I don’t have a very long "Bucket List".  I’m not sure I even have one at all yet.  But I have had a dream for a very long time now: I want to drive cross-country in that same manner.  No Interstates.  No McDonald’s. No Burger King.  I might not be able to tell you where I went, but I’ll sure have fun getting there!

Transmission Complete.

In my "Rumbling" post I referenced a transmission problem.  It is this: If I exceed 40 MPH and the car decides to shift into 4th, the car winds out like it’s in neutral.  I get no forward traction at all with the engine.  If I pull the shifter back to "3", the tranny catches and I can proceed, but doing 55 winds it out to 5000 RPMs.  Not good.

I’ve been dreading a diagnosis, fearing that the car having sat for 2.5 years did some kind of damage.  Transmissions in general are NOT cheap.  Saab transmissions are even MORE not cheap!  Last night I Googled for a couple of hours, prowled forums, and came up with nothing conclusive.  Just before going to bed, on a lark I e-mailed North Country Imports in Glens Falls and told them of my problem.  The sales guy called me this morning and said he’d spoken with the Service Manager who said I needed to check the "Electronic Downshift Motor" to "make sure the lever and cable are free."  Great.  Wherever THAT is!  (Hey, at least he didn’t leap straight to "new transmission, bring it in!"!  So after lunch today I pop the hood and start snooping around.  Behind the engine, on the firewall there’s this motor-looking thingy.  On the end of the thingy is a rotor-ma-bob with nothing attached to it.  Two inches from the rotor-ma-bob is the end of a cable, just sort of dangling out in space; lonely, looking for a hook-up.  (Sounds pathetically familiar…)  I snap a couple of pics with my phone and E-mail them back to Sales Guy.  He calls me back, says my pics were very clear and that I need an $8.00 clip.  Parts Guy ordered one up for me and will ship it as soon as it arrives.

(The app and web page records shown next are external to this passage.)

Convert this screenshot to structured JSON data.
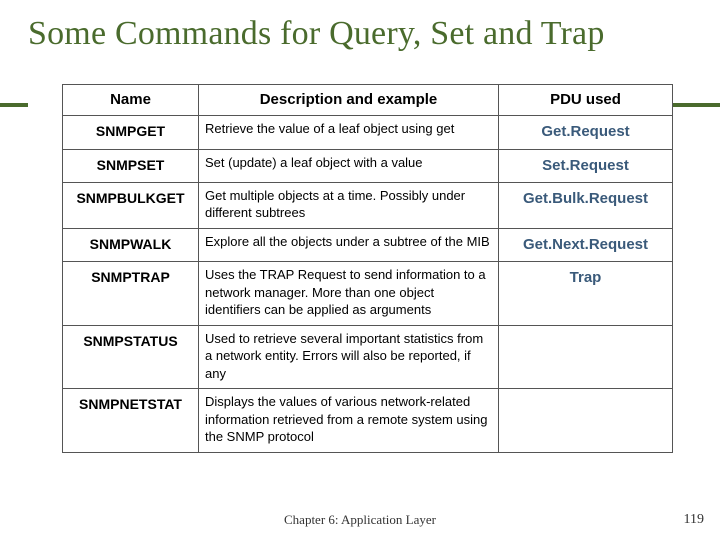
{
  "title": "Some Commands for Query, Set and Trap",
  "footer": {
    "center": "Chapter 6: Application Layer",
    "page": "119"
  },
  "table": {
    "headers": {
      "name": "Name",
      "desc": "Description and example",
      "pdu": "PDU used"
    },
    "rows": [
      {
        "name": "SNMPGET",
        "desc": "Retrieve the value of a leaf object using get",
        "pdu": "Get.Request"
      },
      {
        "name": "SNMPSET",
        "desc": "Set (update) a leaf object with a value",
        "pdu": "Set.Request"
      },
      {
        "name": "SNMPBULKGET",
        "desc": "Get multiple objects at a time. Possibly under different subtrees",
        "pdu": "Get.Bulk.Request"
      },
      {
        "name": "SNMPWALK",
        "desc": "Explore all the objects under a subtree of the MIB",
        "pdu": "Get.Next.Request"
      },
      {
        "name": "SNMPTRAP",
        "desc": "Uses the TRAP Request to send information to a network manager. More than one object identifiers can be applied as arguments",
        "pdu": "Trap"
      },
      {
        "name": "SNMPSTATUS",
        "desc": "Used to retrieve several important statistics from a network entity. Errors will also be reported, if any",
        "pdu": ""
      },
      {
        "name": "SNMPNETSTAT",
        "desc": "Displays the values of various network-related information retrieved from a remote system using the SNMP protocol",
        "pdu": ""
      }
    ]
  }
}
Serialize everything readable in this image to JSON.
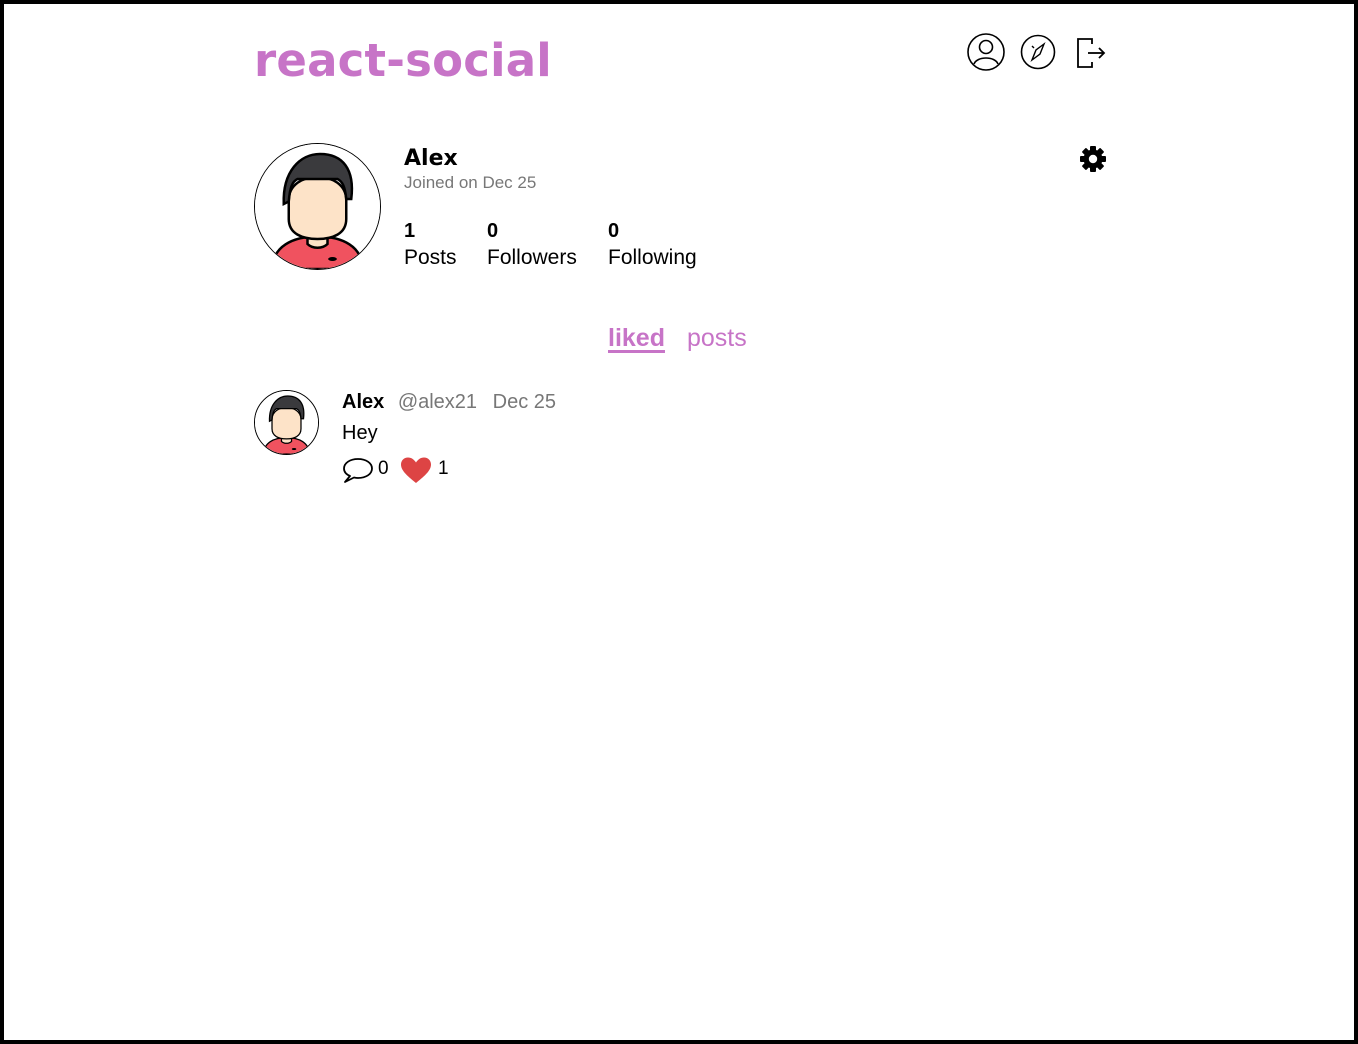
{
  "header": {
    "brand": "react-social",
    "nav": [
      {
        "icon": "user-icon"
      },
      {
        "icon": "compass-icon"
      },
      {
        "icon": "logout-icon"
      }
    ]
  },
  "profile": {
    "name": "Alex",
    "joined": "Joined on Dec 25",
    "stats": [
      {
        "value": "1",
        "label": "Posts"
      },
      {
        "value": "0",
        "label": "Followers"
      },
      {
        "value": "0",
        "label": "Following"
      }
    ],
    "settings_icon": "gear-icon"
  },
  "tabs": [
    {
      "label": "liked",
      "active": true
    },
    {
      "label": "posts",
      "active": false
    }
  ],
  "posts": [
    {
      "author": "Alex",
      "handle": "@alex21",
      "date": "Dec 25",
      "body": "Hey",
      "comments": "0",
      "likes": "1"
    }
  ],
  "colors": {
    "accent": "#c774c7",
    "heart": "#dd4444",
    "muted": "#777777"
  }
}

Here’s one of the pics, in case you care:


Thursday evening on the way to Norwood for my regular Poker tournament my Saab’s front muffler went from "annoyingly rumbly" to full-out LOUD.  I figured the hole had just gotten bigger and decided it might finally be time to get it looked at.  Unfortunately, I still had to drive it ’cause Jeannie still had my van while hers was in the shop getting new head gaskets.  So I drove the Saab to work on Friday.  On my way home, I crossed Elm Street at Grant, doing so in front of an oncoming State Trooper who followed me onto Grant and pulled me over.  I thought maybe he had HEARD me and that I was about to get a noise violation.  Turns out my muffler was DRAGGING.  (I couldn’t hear it dragging, so I think it was just hanging really, really low.)  So now I HAVE to get it fixed in order to have the ticket I got expunged. 

It’s now in the shop and I have my van back, as Jeannie’s is fixed.  *sigh*  Saab parts are EXPENSIVE, and I wanted an estimate on the transmission problem before I sunk $$$ into the exhaust.  It might not be worth fixing!